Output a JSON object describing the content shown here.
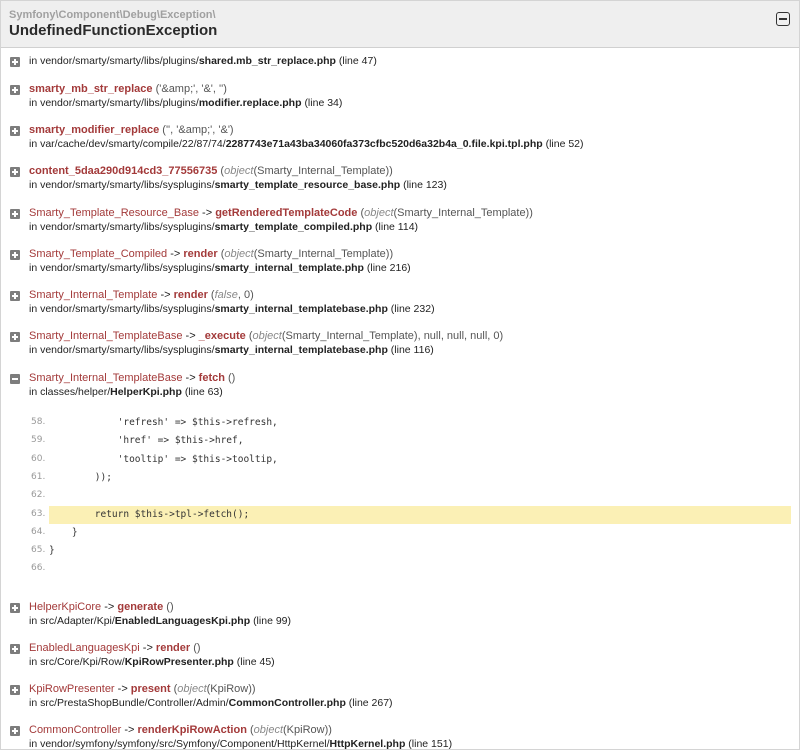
{
  "header": {
    "namespace": "Symfony\\Component\\Debug\\Exception\\",
    "title": "UndefinedFunctionException"
  },
  "traces": [
    {
      "class": "",
      "arrow": "",
      "method": "",
      "args": "",
      "in_prefix": "in vendor/smarty/smarty/libs/plugins/",
      "file": "shared.mb_str_replace.php",
      "line_text": "(line 47)"
    },
    {
      "class": "",
      "arrow": "",
      "method": "smarty_mb_str_replace",
      "args": "('&amp;', '&', '')",
      "in_prefix": "in vendor/smarty/smarty/libs/plugins/",
      "file": "modifier.replace.php",
      "line_text": "(line 34)"
    },
    {
      "class": "",
      "arrow": "",
      "method": "smarty_modifier_replace",
      "args": "('', '&amp;', '&')",
      "in_prefix": "in var/cache/dev/smarty/compile/22/87/74/",
      "file": "2287743e71a43ba34060fa373cfbc520d6a32b4a_0.file.kpi.tpl.php",
      "line_text": "(line 52)"
    },
    {
      "class": "",
      "arrow": "",
      "method": "content_5daa290d914cd3_77556735",
      "args_obj": "object",
      "args": "(Smarty_Internal_Template))",
      "in_prefix": "in vendor/smarty/smarty/libs/sysplugins/",
      "file": "smarty_template_resource_base.php",
      "line_text": "(line 123)"
    },
    {
      "class": "Smarty_Template_Resource_Base",
      "arrow": "->",
      "method": "getRenderedTemplateCode",
      "args_obj": "object",
      "args": "(Smarty_Internal_Template))",
      "in_prefix": "in vendor/smarty/smarty/libs/sysplugins/",
      "file": "smarty_template_compiled.php",
      "line_text": "(line 114)"
    },
    {
      "class": "Smarty_Template_Compiled",
      "arrow": "->",
      "method": "render",
      "args_obj": "object",
      "args": "(Smarty_Internal_Template))",
      "in_prefix": "in vendor/smarty/smarty/libs/sysplugins/",
      "file": "smarty_internal_template.php",
      "line_text": "(line 216)"
    },
    {
      "class": "Smarty_Internal_Template",
      "arrow": "->",
      "method": "render",
      "args_obj": "false",
      "args": ", 0)",
      "in_prefix": "in vendor/smarty/smarty/libs/sysplugins/",
      "file": "smarty_internal_templatebase.php",
      "line_text": "(line 232)"
    },
    {
      "class": "Smarty_Internal_TemplateBase",
      "arrow": "->",
      "method": "_execute",
      "args_obj": "object",
      "args": "(Smarty_Internal_Template), null, null, null, 0)",
      "in_prefix": "in vendor/smarty/smarty/libs/sysplugins/",
      "file": "smarty_internal_templatebase.php",
      "line_text": "(line 116)"
    },
    {
      "class": "Smarty_Internal_TemplateBase",
      "arrow": "->",
      "method": "fetch",
      "args": "()",
      "in_prefix": "in classes/helper/",
      "file": "HelperKpi.php",
      "line_text": "(line 63)",
      "expanded": true
    },
    {
      "class": "HelperKpiCore",
      "arrow": "->",
      "method": "generate",
      "args": "()",
      "in_prefix": "in src/Adapter/Kpi/",
      "file": "EnabledLanguagesKpi.php",
      "line_text": "(line 99)"
    },
    {
      "class": "EnabledLanguagesKpi",
      "arrow": "->",
      "method": "render",
      "args": "()",
      "in_prefix": "in src/Core/Kpi/Row/",
      "file": "KpiRowPresenter.php",
      "line_text": "(line 45)"
    },
    {
      "class": "KpiRowPresenter",
      "arrow": "->",
      "method": "present",
      "args_obj": "object",
      "args": "(KpiRow))",
      "in_prefix": "in src/PrestaShopBundle/Controller/Admin/",
      "file": "CommonController.php",
      "line_text": "(line 267)"
    },
    {
      "class": "CommonController",
      "arrow": "->",
      "method": "renderKpiRowAction",
      "args_obj": "object",
      "args": "(KpiRow))",
      "in_prefix": "in vendor/symfony/symfony/src/Symfony/Component/HttpKernel/",
      "file": "HttpKernel.php",
      "line_text": "(line 151)"
    }
  ],
  "code": [
    {
      "num": "58.",
      "text": "            'refresh' => $this->refresh,"
    },
    {
      "num": "59.",
      "text": "            'href' => $this->href,"
    },
    {
      "num": "60.",
      "text": "            'tooltip' => $this->tooltip,"
    },
    {
      "num": "61.",
      "text": "        ));"
    },
    {
      "num": "62.",
      "text": ""
    },
    {
      "num": "63.",
      "text": "        return $this->tpl->fetch();",
      "highlight": true
    },
    {
      "num": "64.",
      "text": "    }"
    },
    {
      "num": "65.",
      "text": "}"
    },
    {
      "num": "66.",
      "text": ""
    }
  ],
  "colors": {
    "header_bg": "#efefef",
    "method": "#a33a3a",
    "highlight": "#fbf0b5"
  },
  "icons": {
    "expand": "plus-square-icon",
    "collapse": "minus-square-icon"
  }
}
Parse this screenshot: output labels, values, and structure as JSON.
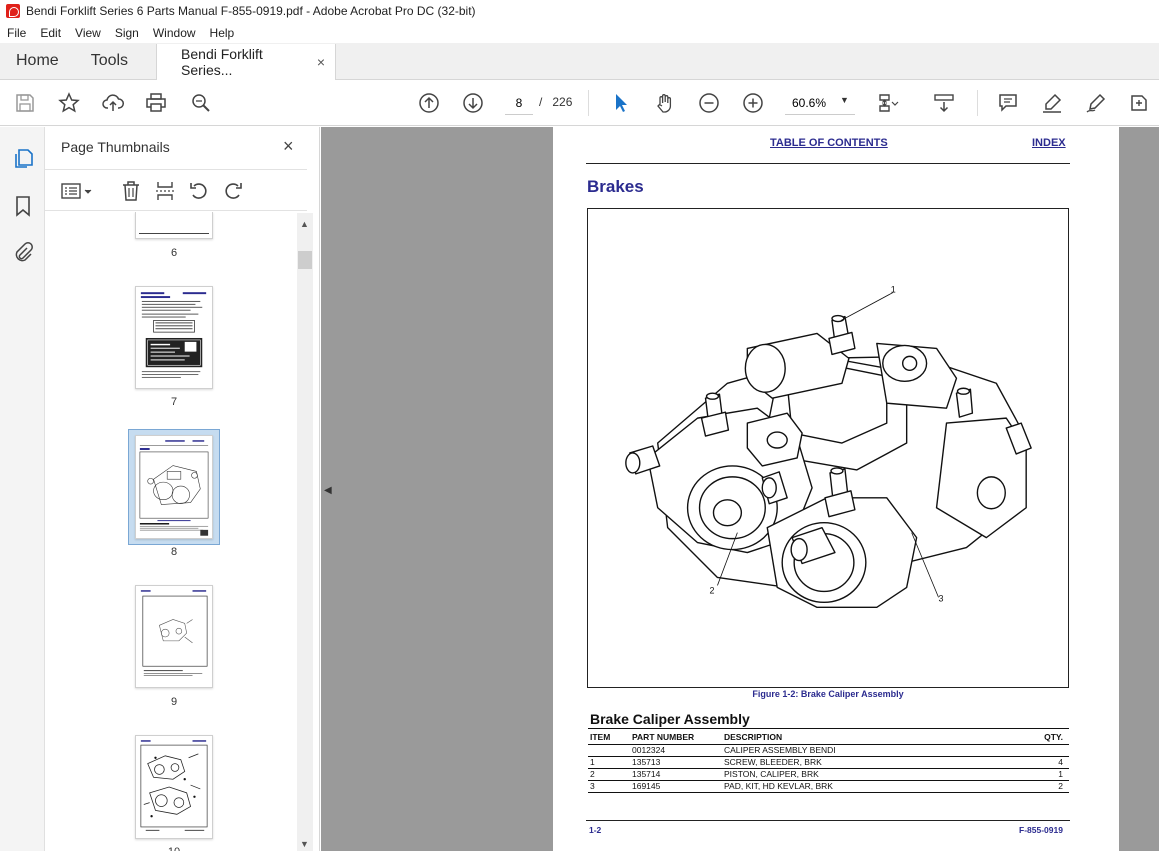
{
  "window": {
    "title": "Bendi Forklift Series 6 Parts Manual  F-855-0919.pdf - Adobe Acrobat Pro DC (32-bit)"
  },
  "menu": {
    "items": [
      "File",
      "Edit",
      "View",
      "Sign",
      "Window",
      "Help"
    ]
  },
  "tabs": {
    "home": "Home",
    "tools": "Tools",
    "document": "Bendi Forklift Series...",
    "close": "×"
  },
  "toolbar": {
    "current_page": "8",
    "page_separator": "/",
    "page_count": "226",
    "zoom": "60.6%"
  },
  "panel": {
    "title": "Page Thumbnails",
    "close": "×",
    "thumbnails": [
      {
        "label": "6"
      },
      {
        "label": "7"
      },
      {
        "label": "8"
      },
      {
        "label": "9"
      },
      {
        "label": "10"
      }
    ],
    "selected_page": "8"
  },
  "pdf": {
    "toc_link": "TABLE OF CONTENTS",
    "index_link": "INDEX",
    "heading": "Brakes",
    "callouts": [
      "1",
      "2",
      "3"
    ],
    "figure_caption": "Figure 1-2:  Brake Caliper Assembly",
    "section_title": "Brake Caliper Assembly",
    "table": {
      "headers": [
        "ITEM",
        "PART NUMBER",
        "DESCRIPTION",
        "QTY."
      ],
      "rows": [
        [
          "",
          "0012324",
          "CALIPER ASSEMBLY BENDI",
          ""
        ],
        [
          "1",
          "135713",
          "SCREW, BLEEDER, BRK",
          "4"
        ],
        [
          "2",
          "135714",
          "PISTON, CALIPER, BRK",
          "1"
        ],
        [
          "3",
          "169145",
          "PAD, KIT, HD KEVLAR, BRK",
          "2"
        ]
      ]
    },
    "footer_left": "1-2",
    "footer_right": "F-855-0919"
  },
  "colors": {
    "link_blue": "#2b2b8f",
    "viewer_gray": "#9a9a9a",
    "selection": "#c6dcf0"
  }
}
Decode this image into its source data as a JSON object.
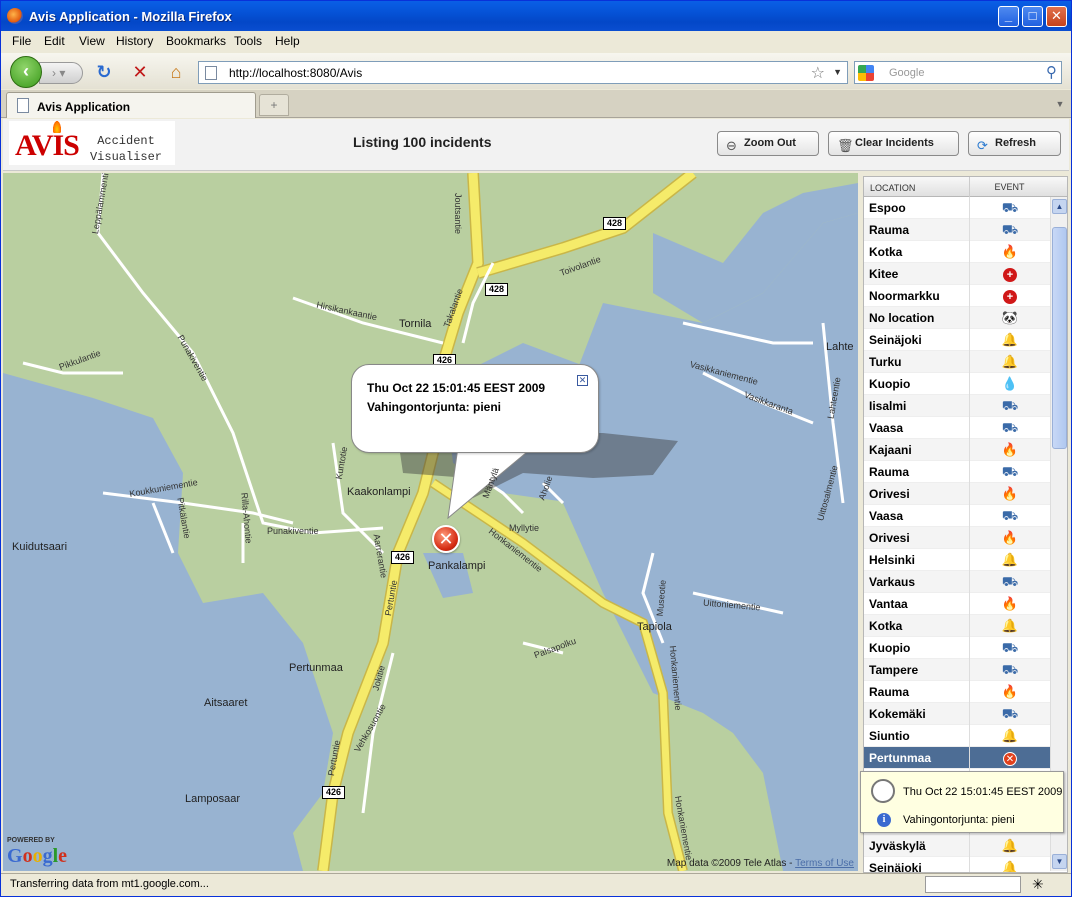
{
  "window": {
    "title": "Avis Application - Mozilla Firefox"
  },
  "menu": [
    "File",
    "Edit",
    "View",
    "History",
    "Bookmarks",
    "Tools",
    "Help"
  ],
  "nav": {
    "url": "http://localhost:8080/Avis",
    "search_placeholder": "Google"
  },
  "tab": {
    "title": "Avis Application"
  },
  "app": {
    "logo_text": "AVIS",
    "logo_sub": "Accident\nVisualiser",
    "listing": "Listing 100 incidents",
    "buttons": {
      "zoom_out": "Zoom Out",
      "clear": "Clear Incidents",
      "refresh": "Refresh"
    }
  },
  "map": {
    "balloon": {
      "date": "Thu Oct 22 15:01:45 EEST 2009",
      "desc": "Vahingontorjunta: pieni"
    },
    "places": {
      "tornila": "Tornila",
      "lahte": "Lahte",
      "kaakonlampi": "Kaakonlampi",
      "pankalampi": "Pankalampi",
      "kuidutsaari": "Kuidutsaari",
      "tapiola": "Tapiola",
      "pertunmaa": "Pertunmaa",
      "aitsaaret": "Aitsaaret",
      "lamposaar": "Lamposaar"
    },
    "roads": {
      "joutsantie": "Joutsantie",
      "toivolantie": "Toivolantie",
      "hirsikankaantie": "Hirsikankaantie",
      "takalantie": "Takalantie",
      "pikkulantie": "Pikkulantie",
      "punakiventie_a": "Punakiventie",
      "punakiventie_b": "Punakiventie",
      "leppalammentie": "Leppälammentie",
      "kuntotie": "Kuntotie",
      "koukkuniementie": "Koukkuniementie",
      "pitkalantie": "Pitkälantie",
      "rilla": "Rilla-Ahontie",
      "aarrerantie": "Aarrerantie",
      "manty": "Mäntylä",
      "aholie": "Aholie",
      "myllytie": "Myllytie",
      "honkaniementie": "Honkaniementie",
      "honkaniementie2": "Honkaniementie",
      "honkaniementie3": "Honkaniementie",
      "uittoniementie": "Uittoniementie",
      "vasikkaniementie": "Vasikkaniementie",
      "vasikkaranta": "Vasikkaranta",
      "uittosalmentie": "Uittosalmentie",
      "lahteentie": "Lahteentie",
      "pertuntie": "Pertuntie",
      "pertuntie2": "Pertuntie",
      "jokitie": "Jokitie",
      "vehkosuontie": "Vehkosuontie",
      "museotie": "Museotie",
      "palsapolku": "Palsapolku"
    },
    "shields": {
      "s428a": "428",
      "s428b": "428",
      "s426a": "426",
      "s426b": "426",
      "s426c": "426"
    },
    "powered_by": "POWERED BY",
    "google": "Google",
    "map_data": "Map data ©2009 Tele Atlas - ",
    "terms": "Terms of Use"
  },
  "list": {
    "headers": {
      "location": "LOCATION",
      "event": "EVENT"
    },
    "rows": [
      {
        "loc": "Espoo",
        "ev": "truck"
      },
      {
        "loc": "Rauma",
        "ev": "truck"
      },
      {
        "loc": "Kotka",
        "ev": "fire"
      },
      {
        "loc": "Kitee",
        "ev": "cross"
      },
      {
        "loc": "Noormarkku",
        "ev": "cross"
      },
      {
        "loc": "No location",
        "ev": "panda"
      },
      {
        "loc": "Seinäjoki",
        "ev": "bell"
      },
      {
        "loc": "Turku",
        "ev": "bell"
      },
      {
        "loc": "Kuopio",
        "ev": "drop"
      },
      {
        "loc": "Iisalmi",
        "ev": "truck"
      },
      {
        "loc": "Vaasa",
        "ev": "truck"
      },
      {
        "loc": "Kajaani",
        "ev": "fire"
      },
      {
        "loc": "Rauma",
        "ev": "truck"
      },
      {
        "loc": "Orivesi",
        "ev": "fire"
      },
      {
        "loc": "Vaasa",
        "ev": "truck"
      },
      {
        "loc": "Orivesi",
        "ev": "fire"
      },
      {
        "loc": "Helsinki",
        "ev": "bell"
      },
      {
        "loc": "Varkaus",
        "ev": "truck"
      },
      {
        "loc": "Vantaa",
        "ev": "fire"
      },
      {
        "loc": "Kotka",
        "ev": "bell"
      },
      {
        "loc": "Kuopio",
        "ev": "truck"
      },
      {
        "loc": "Tampere",
        "ev": "truck"
      },
      {
        "loc": "Rauma",
        "ev": "fire"
      },
      {
        "loc": "Kokemäki",
        "ev": "truck"
      },
      {
        "loc": "Siuntio",
        "ev": "bell"
      },
      {
        "loc": "Pertunmaa",
        "ev": "xred"
      },
      {
        "loc": "",
        "ev": ""
      },
      {
        "loc": "",
        "ev": ""
      },
      {
        "loc": "",
        "ev": ""
      },
      {
        "loc": "Jyväskylä",
        "ev": "bell"
      },
      {
        "loc": "Seinäjoki",
        "ev": "bell"
      }
    ],
    "selected_index": 25
  },
  "tooltip": {
    "date": "Thu Oct 22 15:01:45 EEST 2009",
    "desc": "Vahingontorjunta: pieni"
  },
  "status": {
    "text": "Transferring data from mt1.google.com..."
  },
  "colors": {
    "water": "#98b3d1",
    "land": "#b9cfa0",
    "road": "#f5eb6a",
    "selected_row": "#4d6d95"
  }
}
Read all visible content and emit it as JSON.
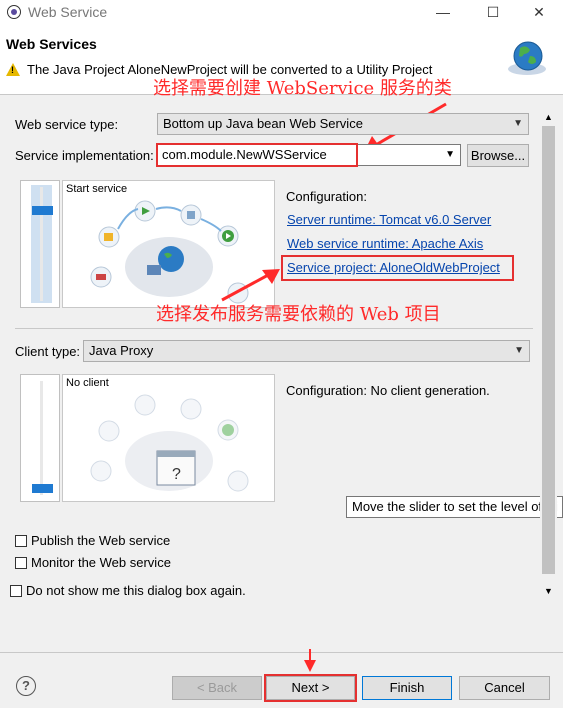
{
  "window": {
    "title": "Web Service",
    "minimize": "—",
    "maximize": "☐",
    "close": "✕"
  },
  "header": {
    "title": "Web Services",
    "message": "The Java Project AloneNewProject will be converted to a Utility Project"
  },
  "annotations": {
    "top_note": "选择需要创建 WebService 服务的类",
    "middle_note": "选择发布服务需要依赖的 Web 项目"
  },
  "service": {
    "type_label": "Web service type:",
    "type_value": "Bottom up Java bean Web Service",
    "impl_label": "Service implementation:",
    "impl_value": "com.module.NewWSService",
    "browse_label": "Browse...",
    "graphic_title": "Start service",
    "config_heading": "Configuration:",
    "server_runtime": "Server runtime: Tomcat v6.0 Server",
    "ws_runtime": "Web service runtime: Apache Axis",
    "service_project": "Service project: AloneOldWebProject",
    "slider_level": 0.17
  },
  "client": {
    "type_label": "Client type:",
    "type_value": "Java Proxy",
    "graphic_title": "No client",
    "config_text": "Configuration: No client generation.",
    "slider_level": 1.0
  },
  "tooltip": "Move the slider to set the level of cli",
  "options": {
    "publish": "Publish the Web service",
    "monitor": "Monitor the Web service",
    "dont_show": "Do not show me this dialog box again."
  },
  "footer": {
    "help": "?",
    "back": "< Back",
    "next": "Next >",
    "finish": "Finish",
    "cancel": "Cancel"
  },
  "colors": {
    "annotation_red": "#ff2a2a",
    "link_blue": "#0645ad",
    "slider_thumb": "#1f7ad1"
  }
}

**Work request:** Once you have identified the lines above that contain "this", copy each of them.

**Answer section:**
      "text": "            'refresh' => $this->refresh,"
      "text": "            'href' => $this->href,"
      "text": "            'tooltip' => $this->tooltip,"
      "text": "        return $this->tpl->fetch();",
Parse this screenshot: output labels, values, and structure as JSON.
Decode this image into its source data as a JSON object.
    "dont_show": "Do not show me this dialog box again."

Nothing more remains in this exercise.